------ SOURCE MATERIAL ------

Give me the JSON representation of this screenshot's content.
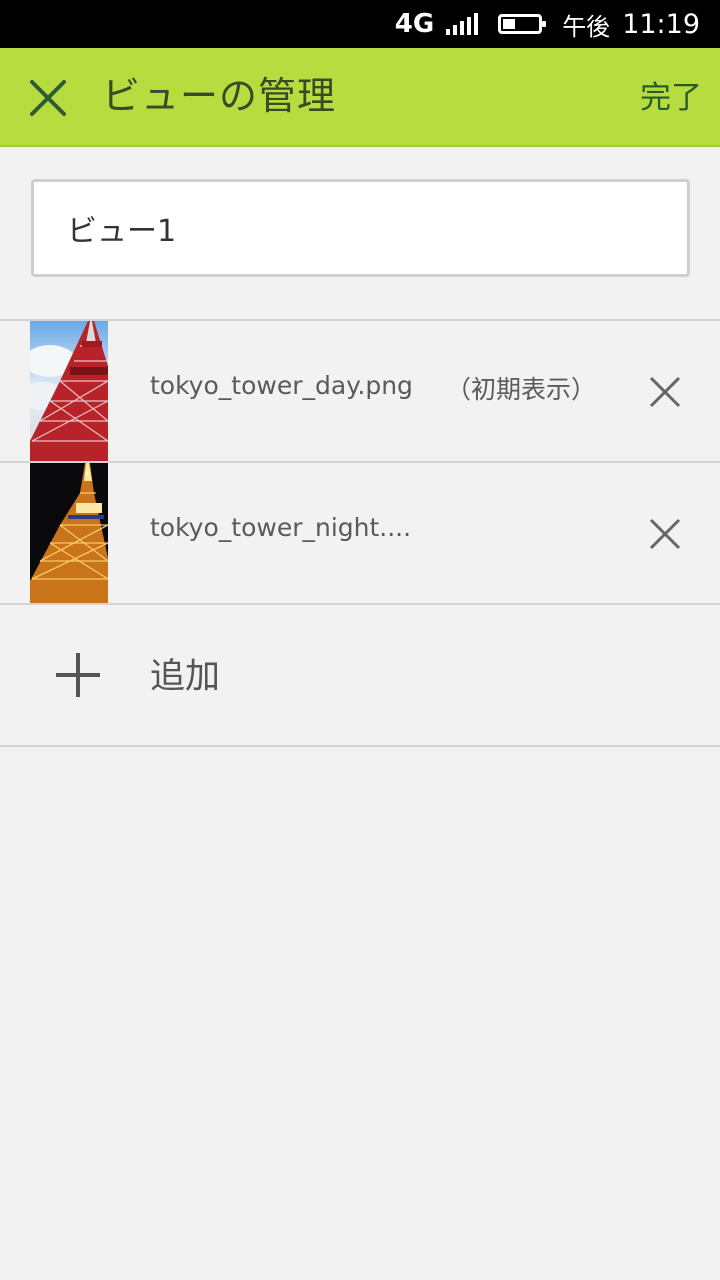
{
  "status_bar": {
    "network": "4G",
    "ampm": "午後",
    "time": "11:19"
  },
  "app_bar": {
    "title": "ビューの管理",
    "done_label": "完了",
    "close_icon": "close-icon"
  },
  "view_name": {
    "value": "ビュー1"
  },
  "images": [
    {
      "file_name": "tokyo_tower_day.png",
      "tag": "（初期表示）",
      "thumbnail": "tokyo-tower-day-thumbnail"
    },
    {
      "file_name": "tokyo_tower_night....",
      "tag": "",
      "thumbnail": "tokyo-tower-night-thumbnail"
    }
  ],
  "add_item": {
    "label": "追加",
    "icon": "plus-icon"
  },
  "colors": {
    "app_bar": "#b6dc40",
    "background": "#f2f2f2",
    "done_text": "#2a5a2a"
  }
}
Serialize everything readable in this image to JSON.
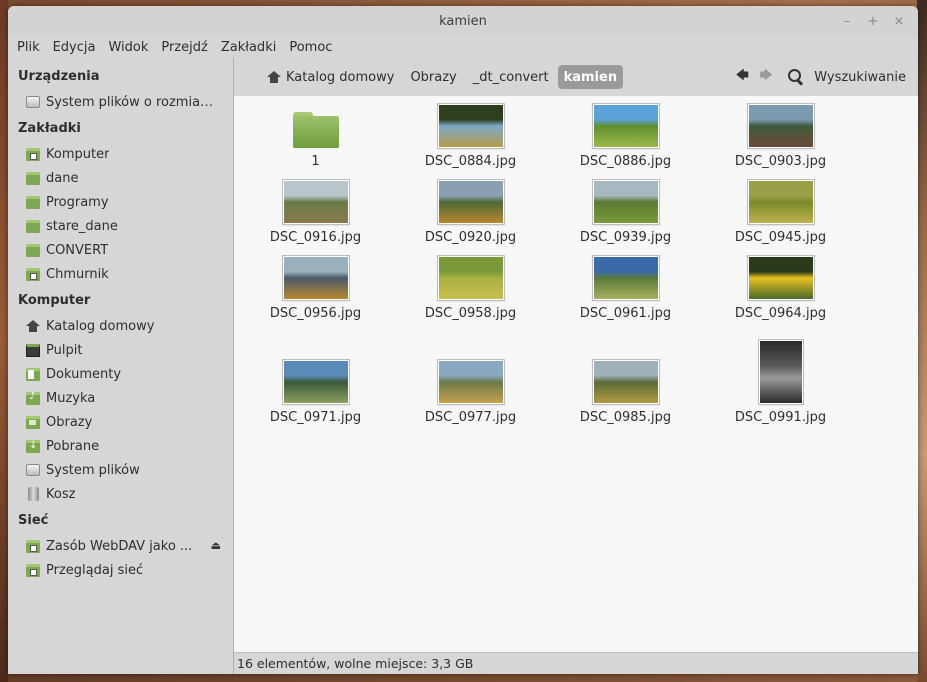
{
  "window": {
    "title": "kamien"
  },
  "window_controls": {
    "minimize": "–",
    "maximize": "+",
    "close": "×"
  },
  "menu": [
    "Plik",
    "Edycja",
    "Widok",
    "Przejdź",
    "Zakładki",
    "Pomoc"
  ],
  "sidebar": {
    "devices": {
      "header": "Urządzenia",
      "items": [
        {
          "label": "System plików o rozmiarze...",
          "icon": "drive-icon"
        }
      ]
    },
    "bookmarks": {
      "header": "Zakładki",
      "items": [
        {
          "label": "Komputer",
          "icon": "network-folder-icon"
        },
        {
          "label": "dane",
          "icon": "folder-icon"
        },
        {
          "label": "Programy",
          "icon": "folder-icon"
        },
        {
          "label": "stare_dane",
          "icon": "folder-icon"
        },
        {
          "label": "CONVERT",
          "icon": "folder-icon"
        },
        {
          "label": "Chmurnik",
          "icon": "network-folder-icon"
        }
      ]
    },
    "computer": {
      "header": "Komputer",
      "items": [
        {
          "label": "Katalog domowy",
          "icon": "home-icon"
        },
        {
          "label": "Pulpit",
          "icon": "desktop-icon"
        },
        {
          "label": "Dokumenty",
          "icon": "documents-icon"
        },
        {
          "label": "Muzyka",
          "icon": "music-icon"
        },
        {
          "label": "Obrazy",
          "icon": "pictures-icon"
        },
        {
          "label": "Pobrane",
          "icon": "downloads-icon"
        },
        {
          "label": "System plików",
          "icon": "drive-icon"
        },
        {
          "label": "Kosz",
          "icon": "trash-icon"
        }
      ]
    },
    "network": {
      "header": "Sieć",
      "items": [
        {
          "label": "Zasób WebDAV jako ...",
          "icon": "network-folder-icon",
          "eject": "⏏"
        },
        {
          "label": "Przeglądaj sieć",
          "icon": "network-folder-icon"
        }
      ]
    }
  },
  "breadcrumb": {
    "items": [
      "Katalog domowy",
      "Obrazy",
      "_dt_convert",
      "kamien"
    ],
    "active_index": 3
  },
  "nav": {
    "back": "🡄",
    "forward": "🡆",
    "search_label": "Wyszukiwanie"
  },
  "files": [
    {
      "name": "1",
      "type": "folder"
    },
    {
      "name": "DSC_0884.jpg",
      "type": "image",
      "palette": [
        "#2e3f1e",
        "#7da8c9",
        "#b89a4a"
      ]
    },
    {
      "name": "DSC_0886.jpg",
      "type": "image",
      "palette": [
        "#5aa2d8",
        "#5f8f2e",
        "#9cb84a"
      ]
    },
    {
      "name": "DSC_0903.jpg",
      "type": "image",
      "palette": [
        "#7b9ab0",
        "#3e5a3a",
        "#6e4a3a"
      ]
    },
    {
      "name": "DSC_0916.jpg",
      "type": "image",
      "palette": [
        "#b8c6cc",
        "#6a7a4a",
        "#8a7a4a"
      ]
    },
    {
      "name": "DSC_0920.jpg",
      "type": "image",
      "palette": [
        "#8aa0b2",
        "#4d6a36",
        "#b8862e"
      ]
    },
    {
      "name": "DSC_0939.jpg",
      "type": "image",
      "palette": [
        "#a8b8c0",
        "#5a7a30",
        "#7a9a3a"
      ]
    },
    {
      "name": "DSC_0945.jpg",
      "type": "image",
      "palette": [
        "#9aa04a",
        "#7a8a2a",
        "#c0b050"
      ]
    },
    {
      "name": "DSC_0956.jpg",
      "type": "image",
      "palette": [
        "#9ab0bc",
        "#4a5a6a",
        "#b8862e"
      ]
    },
    {
      "name": "DSC_0958.jpg",
      "type": "image",
      "palette": [
        "#7a9a3a",
        "#a8b040",
        "#c8c050"
      ]
    },
    {
      "name": "DSC_0961.jpg",
      "type": "image",
      "palette": [
        "#3a6aa8",
        "#5a7a3a",
        "#a8b060"
      ]
    },
    {
      "name": "DSC_0964.jpg",
      "type": "image",
      "palette": [
        "#2a3a1a",
        "#e8c020",
        "#4a6a2a"
      ]
    },
    {
      "name": "DSC_0971.jpg",
      "type": "image",
      "palette": [
        "#5a8ab8",
        "#3a5a3a",
        "#8aa060"
      ]
    },
    {
      "name": "DSC_0977.jpg",
      "type": "image",
      "palette": [
        "#8aa8c0",
        "#6a7a4a",
        "#c8a050"
      ]
    },
    {
      "name": "DSC_0985.jpg",
      "type": "image",
      "palette": [
        "#a0b0b8",
        "#5a6a3a",
        "#b09a40"
      ]
    },
    {
      "name": "DSC_0991.jpg",
      "type": "image",
      "palette": [
        "#2a2a2a",
        "#9a9a9a",
        "#5a5a5a"
      ]
    }
  ],
  "status": "16 elementów, wolne miejsce: 3,3 GB"
}
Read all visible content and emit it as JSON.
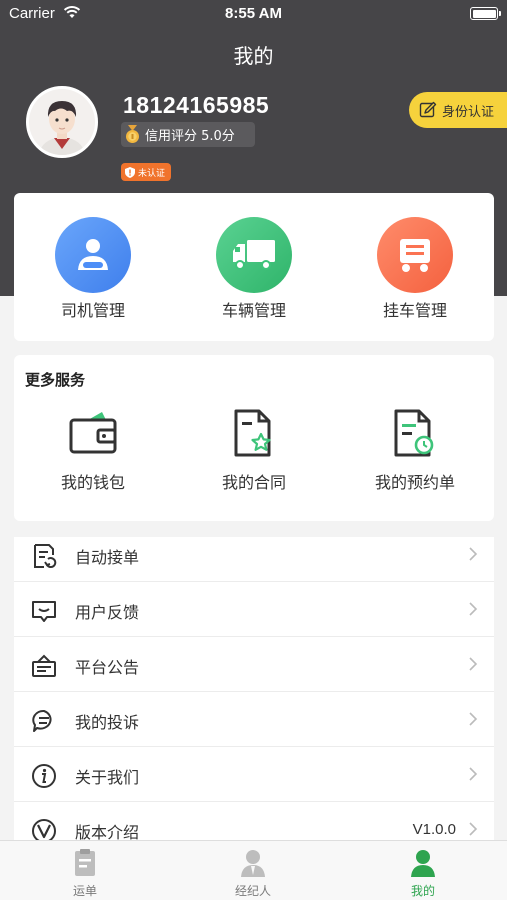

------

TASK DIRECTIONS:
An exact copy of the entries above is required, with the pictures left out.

RESPONSE AREA:
Give me the JSON representation of this screenshot's content.
{
  "status_bar": {
    "network": "4G",
    "ampm": "午後",
    "time": "11:19"
  },
  "app_bar": {
    "title": "ビューの管理",
    "done_label": "完了",
    "close_icon": "close-icon"
  },
  "view_name": {
    "value": "ビュー1"
  },
  "images": [
    {
      "file_name": "tokyo_tower_day.png",
      "tag": "（初期表示）",
      "thumbnail": "tokyo-tower-day-thumbnail"
    },
    {
      "file_name": "tokyo_tower_night....",
      "tag": "",
      "thumbnail": "tokyo-tower-night-thumbnail"
    }
  ],
  "add_item": {
    "label": "追加",
    "icon": "plus-icon"
  },
  "colors": {
    "app_bar": "#b6dc40",
    "background": "#f2f2f2",
    "done_text": "#2a5a2a"
  }
}
Serialize everything readable in this image to JSON.
{
  "window": {
    "title": "kamien"
  },
  "window_controls": {
    "minimize": "–",
    "maximize": "+",
    "close": "×"
  },
  "menu": [
    "Plik",
    "Edycja",
    "Widok",
    "Przejdź",
    "Zakładki",
    "Pomoc"
  ],
  "sidebar": {
    "devices": {
      "header": "Urządzenia",
      "items": [
        {
          "label": "System plików o rozmiarze...",
          "icon": "drive-icon"
        }
      ]
    },
    "bookmarks": {
      "header": "Zakładki",
      "items": [
        {
          "label": "Komputer",
          "icon": "network-folder-icon"
        },
        {
          "label": "dane",
          "icon": "folder-icon"
        },
        {
          "label": "Programy",
          "icon": "folder-icon"
        },
        {
          "label": "stare_dane",
          "icon": "folder-icon"
        },
        {
          "label": "CONVERT",
          "icon": "folder-icon"
        },
        {
          "label": "Chmurnik",
          "icon": "network-folder-icon"
        }
      ]
    },
    "computer": {
      "header": "Komputer",
      "items": [
        {
          "label": "Katalog domowy",
          "icon": "home-icon"
        },
        {
          "label": "Pulpit",
          "icon": "desktop-icon"
        },
        {
          "label": "Dokumenty",
          "icon": "documents-icon"
        },
        {
          "label": "Muzyka",
          "icon": "music-icon"
        },
        {
          "label": "Obrazy",
          "icon": "pictures-icon"
        },
        {
          "label": "Pobrane",
          "icon": "downloads-icon"
        },
        {
          "label": "System plików",
          "icon": "drive-icon"
        },
        {
          "label": "Kosz",
          "icon": "trash-icon"
        }
      ]
    },
    "network": {
      "header": "Sieć",
      "items": [
        {
          "label": "Zasób WebDAV jako ...",
          "icon": "network-folder-icon",
          "eject": "⏏"
        },
        {
          "label": "Przeglądaj sieć",
          "icon": "network-folder-icon"
        }
      ]
    }
  },
  "breadcrumb": {
    "items": [
      "Katalog domowy",
      "Obrazy",
      "_dt_convert",
      "kamien"
    ],
    "active_index": 3
  },
  "nav": {
    "back": "🡄",
    "forward": "🡆",
    "search_label": "Wyszukiwanie"
  },
  "files": [
    {
      "name": "1",
      "type": "folder"
    },
    {
      "name": "DSC_0884.jpg",
      "type": "image",
      "palette": [
        "#2e3f1e",
        "#7da8c9",
        "#b89a4a"
      ]
    },
    {
      "name": "DSC_0886.jpg",
      "type": "image",
      "palette": [
        "#5aa2d8",
        "#5f8f2e",
        "#9cb84a"
      ]
    },
    {
      "name": "DSC_0903.jpg",
      "type": "image",
      "palette": [
        "#7b9ab0",
        "#3e5a3a",
        "#6e4a3a"
      ]
    },
    {
      "name": "DSC_0916.jpg",
      "type": "image",
      "palette": [
        "#b8c6cc",
        "#6a7a4a",
        "#8a7a4a"
      ]
    },
    {
      "name": "DSC_0920.jpg",
      "type": "image",
      "palette": [
        "#8aa0b2",
        "#4d6a36",
        "#b8862e"
      ]
    },
    {
      "name": "DSC_0939.jpg",
      "type": "image",
      "palette": [
        "#a8b8c0",
        "#5a7a30",
        "#7a9a3a"
      ]
    },
    {
      "name": "DSC_0945.jpg",
      "type": "image",
      "palette": [
        "#9aa04a",
        "#7a8a2a",
        "#c0b050"
      ]
    },
    {
      "name": "DSC_0956.jpg",
      "type": "image",
      "palette": [
        "#9ab0bc",
        "#4a5a6a",
        "#b8862e"
      ]
    },
    {
      "name": "DSC_0958.jpg",
      "type": "image",
      "palette": [
        "#7a9a3a",
        "#a8b040",
        "#c8c050"
      ]
    },
    {
      "name": "DSC_0961.jpg",
      "type": "image",
      "palette": [
        "#3a6aa8",
        "#5a7a3a",
        "#a8b060"
      ]
    },
    {
      "name": "DSC_0964.jpg",
      "type": "image",
      "palette": [
        "#2a3a1a",
        "#e8c020",
        "#4a6a2a"
      ]
    },
    {
      "name": "DSC_0971.jpg",
      "type": "image",
      "palette": [
        "#5a8ab8",
        "#3a5a3a",
        "#8aa060"
      ]
    },
    {
      "name": "DSC_0977.jpg",
      "type": "image",
      "palette": [
        "#8aa8c0",
        "#6a7a4a",
        "#c8a050"
      ]
    },
    {
      "name": "DSC_0985.jpg",
      "type": "image",
      "palette": [
        "#a0b0b8",
        "#5a6a3a",
        "#b09a40"
      ]
    },
    {
      "name": "DSC_0991.jpg",
      "type": "image",
      "palette": [
        "#2a2a2a",
        "#9a9a9a",
        "#5a5a5a"
      ]
    }
  ],
  "status": "16 elementów, wolne miejsce: 3,3 GB"
}
Read all visible content and emit it as JSON.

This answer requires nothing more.